(Isa. 49:10; Ether 8:26; 12:28; Num. 20:1–13; Jer. 2:13; 17:13; Alma 5:34; 42:27; John 4:7–14; Rev. 7:17; 21:6; 22:17)
This passage refers to the Lord’s blessings for those who are returning from exile, as well as for those returning from spiritual bondage. In physical captivity, exiles suffer from hunger and thirst. The heat of the sun threatens them. Spiritual exiles thirst for gospel truth and peace. The Lord protects and nourishes them. In all circumstances, it is only through Christ that spiritual hunger can be satisfied (John 6:35; Alma 31:38; 32:42; 3 Ne. 12:6; 20:8). The expression “springs of water” symbolizes living water (Isa. 35:6–7; 41:17–18; 43:19–20), or Jesus Christ.
(Donald W. Parry, Visualizing Isaiah [Provo, Utah: The Foundation for Ancient Research and Mormon Studies, 2001], 67.)
Without water man dies—temporally and spiritually. Bread and breath and water, these three, they are the essentials of existence. If any one of them is withdrawn, life ceases—temporally and spiritually… .
Even the Son of God—pierced, bleeding, in pain beyond recording, hanging at death’s door on the cross of Calvary—had but one plea pertaining to his physical suffering, and that was the agonizing cry, “I thirst.” (John 19:28.) How vital it is that men have water. A dearth of drink deals death to those so deprived. Those who dwell in deserts and pitch their tents on arid plains, as ancient Israel often did, have the need and desire for drink ever before them… .
We might well expect to find Messianic prophecies saying that King-Messiah, during his mortal ministry, would be the source of living waters… . One of the greatest of these is Isaiah’s proclamation that “a king shall reign in righteousness,” and that among other things, he shall be “as rivers of water in a dry place” (Isa. 32:1–4). Most of the Messianic utterances of this nature, however, were destined to have only partial fulfillment in the meridian of time and were to come to a glorious consummation in the dispensation of restoration when the promised King would reign personally upon the earth.
Speaking of the latter-day gathering of Israel, Jehovah’s promise is: “I will open rivers in high places, and fountains in the midst of the valleys: I will make the wilderness a pool of water, and the dry land springs of water” (Isa. 41:18). This has reference to more than climatic changes (D&C 133:29).
Another great Messianic utterance says: “I will pour water upon him that is thirsty, and floods upon the dry ground: I will pour my spirit upon thy seed, and my blessing upon thine offspring” (Isa. 44:3). Similar truths are found in Isaiah 41:10–20; 48:20–21; and 49:9–12. Isaiah 12 tells of a millennial day when men shall “draw water out of the wells of salvation”; and Zechariah, speaking of that same day of peace and righteousness, tells how “living waters shall go out from Jerusalem” (Zech. 14:8)… .

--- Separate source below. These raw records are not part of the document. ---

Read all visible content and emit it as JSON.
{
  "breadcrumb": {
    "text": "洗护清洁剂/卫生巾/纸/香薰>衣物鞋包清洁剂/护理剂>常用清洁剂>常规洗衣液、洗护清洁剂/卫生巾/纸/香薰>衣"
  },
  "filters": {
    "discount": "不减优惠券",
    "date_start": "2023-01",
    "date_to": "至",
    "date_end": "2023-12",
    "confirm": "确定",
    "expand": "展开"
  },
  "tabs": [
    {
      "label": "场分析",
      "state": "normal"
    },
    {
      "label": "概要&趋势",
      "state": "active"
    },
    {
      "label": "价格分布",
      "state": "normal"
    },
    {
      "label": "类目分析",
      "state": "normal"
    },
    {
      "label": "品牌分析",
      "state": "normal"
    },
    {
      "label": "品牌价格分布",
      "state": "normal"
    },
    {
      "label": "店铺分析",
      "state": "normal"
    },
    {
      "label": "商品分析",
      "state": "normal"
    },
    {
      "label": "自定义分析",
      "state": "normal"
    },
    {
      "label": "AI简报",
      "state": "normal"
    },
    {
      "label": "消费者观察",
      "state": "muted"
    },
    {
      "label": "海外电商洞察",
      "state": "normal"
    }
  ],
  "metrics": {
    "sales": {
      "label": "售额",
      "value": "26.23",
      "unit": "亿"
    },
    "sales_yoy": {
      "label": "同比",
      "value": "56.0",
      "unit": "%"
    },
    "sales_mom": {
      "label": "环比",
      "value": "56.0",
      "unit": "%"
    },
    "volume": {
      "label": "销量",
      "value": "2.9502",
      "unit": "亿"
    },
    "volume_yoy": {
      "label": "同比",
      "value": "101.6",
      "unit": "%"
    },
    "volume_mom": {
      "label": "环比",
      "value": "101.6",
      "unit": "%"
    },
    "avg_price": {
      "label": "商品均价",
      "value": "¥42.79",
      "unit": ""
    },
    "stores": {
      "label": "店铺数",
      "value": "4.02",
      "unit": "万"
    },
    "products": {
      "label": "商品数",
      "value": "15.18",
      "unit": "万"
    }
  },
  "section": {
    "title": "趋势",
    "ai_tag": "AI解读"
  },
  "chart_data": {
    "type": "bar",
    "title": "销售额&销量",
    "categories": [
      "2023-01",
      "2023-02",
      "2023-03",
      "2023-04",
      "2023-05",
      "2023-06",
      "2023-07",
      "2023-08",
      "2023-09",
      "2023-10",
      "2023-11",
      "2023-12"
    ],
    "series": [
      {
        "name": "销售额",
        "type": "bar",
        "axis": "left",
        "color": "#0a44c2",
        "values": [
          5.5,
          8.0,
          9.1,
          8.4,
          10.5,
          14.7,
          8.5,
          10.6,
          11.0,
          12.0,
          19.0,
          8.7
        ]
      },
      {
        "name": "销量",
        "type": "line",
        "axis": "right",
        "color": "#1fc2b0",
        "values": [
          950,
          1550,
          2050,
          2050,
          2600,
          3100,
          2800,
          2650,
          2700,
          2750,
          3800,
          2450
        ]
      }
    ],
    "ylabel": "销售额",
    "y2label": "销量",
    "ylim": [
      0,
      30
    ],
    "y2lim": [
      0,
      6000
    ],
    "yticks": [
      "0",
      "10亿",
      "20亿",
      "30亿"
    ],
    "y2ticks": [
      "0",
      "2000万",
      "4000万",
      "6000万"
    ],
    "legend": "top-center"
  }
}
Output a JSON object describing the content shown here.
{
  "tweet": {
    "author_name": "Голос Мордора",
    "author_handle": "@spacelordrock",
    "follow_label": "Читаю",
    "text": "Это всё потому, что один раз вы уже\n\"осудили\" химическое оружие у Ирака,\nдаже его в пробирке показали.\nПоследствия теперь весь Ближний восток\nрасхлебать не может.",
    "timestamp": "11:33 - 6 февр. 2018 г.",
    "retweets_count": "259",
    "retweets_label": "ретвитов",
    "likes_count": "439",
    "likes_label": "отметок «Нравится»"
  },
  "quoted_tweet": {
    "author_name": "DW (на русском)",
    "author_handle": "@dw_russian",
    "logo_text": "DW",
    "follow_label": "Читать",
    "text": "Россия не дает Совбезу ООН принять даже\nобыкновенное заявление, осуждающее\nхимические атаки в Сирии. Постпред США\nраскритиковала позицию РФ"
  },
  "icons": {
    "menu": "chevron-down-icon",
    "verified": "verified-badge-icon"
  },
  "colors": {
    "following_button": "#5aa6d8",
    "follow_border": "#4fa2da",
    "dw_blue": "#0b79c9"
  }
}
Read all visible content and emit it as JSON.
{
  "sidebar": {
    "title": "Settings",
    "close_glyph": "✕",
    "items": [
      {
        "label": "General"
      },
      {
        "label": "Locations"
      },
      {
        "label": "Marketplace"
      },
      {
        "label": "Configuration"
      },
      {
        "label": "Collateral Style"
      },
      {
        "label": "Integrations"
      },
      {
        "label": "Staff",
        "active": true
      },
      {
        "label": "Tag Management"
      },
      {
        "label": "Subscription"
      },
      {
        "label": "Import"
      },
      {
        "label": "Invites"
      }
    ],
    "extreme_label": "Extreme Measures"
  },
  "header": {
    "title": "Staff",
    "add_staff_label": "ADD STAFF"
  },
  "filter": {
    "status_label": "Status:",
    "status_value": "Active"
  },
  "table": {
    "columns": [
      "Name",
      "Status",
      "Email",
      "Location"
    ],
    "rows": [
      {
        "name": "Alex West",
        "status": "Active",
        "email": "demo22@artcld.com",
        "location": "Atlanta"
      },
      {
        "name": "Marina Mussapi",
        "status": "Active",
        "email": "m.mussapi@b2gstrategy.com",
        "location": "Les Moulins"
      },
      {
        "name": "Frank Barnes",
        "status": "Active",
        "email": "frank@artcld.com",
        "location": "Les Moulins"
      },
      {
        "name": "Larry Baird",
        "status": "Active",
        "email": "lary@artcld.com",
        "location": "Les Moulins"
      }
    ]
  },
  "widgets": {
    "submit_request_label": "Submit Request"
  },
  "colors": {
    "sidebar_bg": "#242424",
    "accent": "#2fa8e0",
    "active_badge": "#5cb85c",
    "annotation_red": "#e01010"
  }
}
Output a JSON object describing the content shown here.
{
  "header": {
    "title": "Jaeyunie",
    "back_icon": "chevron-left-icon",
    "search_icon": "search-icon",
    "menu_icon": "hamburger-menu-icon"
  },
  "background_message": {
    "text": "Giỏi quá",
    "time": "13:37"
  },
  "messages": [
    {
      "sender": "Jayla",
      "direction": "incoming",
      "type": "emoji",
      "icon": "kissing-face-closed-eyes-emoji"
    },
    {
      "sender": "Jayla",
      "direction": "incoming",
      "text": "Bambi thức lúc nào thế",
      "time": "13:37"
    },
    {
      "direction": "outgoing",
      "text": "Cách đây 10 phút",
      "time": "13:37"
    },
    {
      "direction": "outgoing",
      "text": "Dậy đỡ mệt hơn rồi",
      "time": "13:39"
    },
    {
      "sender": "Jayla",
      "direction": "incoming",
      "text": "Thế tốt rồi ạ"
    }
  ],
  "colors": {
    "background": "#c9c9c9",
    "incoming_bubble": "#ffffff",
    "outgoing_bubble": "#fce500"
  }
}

Before his mortal birth our Lord’s call was: “Ho, every one that thirsteth, come ye to the waters, … and I will make an everlasting covenant with you” (Isa. 55:1–3; 2 Ne. 9:50)… .
During his mortal sojourn it was the same. On the eighth day of the Feast of Tabernacles, while the priest poured water upon the altar and the words of Isaiah were sung, “With joy shall ye draw water out of the wells of salvation” (Isa. 12:3), our Lord stepped forth and proclaimed: “If any man thirst, let him come unto me, and drink” (John 7:37)… .
Those who do come to quench their thirst, and who are true and faithful, shall drink forever from the pure fountain. As Isaiah expressed it, their “waters shall be sure” (Isa. 33:16), meaning they shall be as their Lord, enjoying and possessing the same eternal life which he lives. As he said in our day: “Unto him that keepeth my commandments I will give the mysteries of my kingdom, and the same shall be in him a well of living water, springing up unto everlasting life” (D&C 63:23).
(Bruce R. McConkie, The Promised Messiah [Salt Lake City: Deseret Book Co., 1978], 204–207.)
As used by Isaiah, … this … language applies to the latter-day gathering of Israel… . Isaiah’s clear meaning is that the spiritual famine of centuries shall cease; Israel shall now have the gospel; they shall feast again upon the good word of God; once again shall they drink from the fountains of living waters; and in their new found joy, all their sufferings of the past (even the heat of the sun!) shall be forgotten.
(Bruce R. McConkie, Doctrinal New Testament Commentary, 3 vols. [Salt Lake City: Bookcraft, Inc., 1966–1973], 3:496.)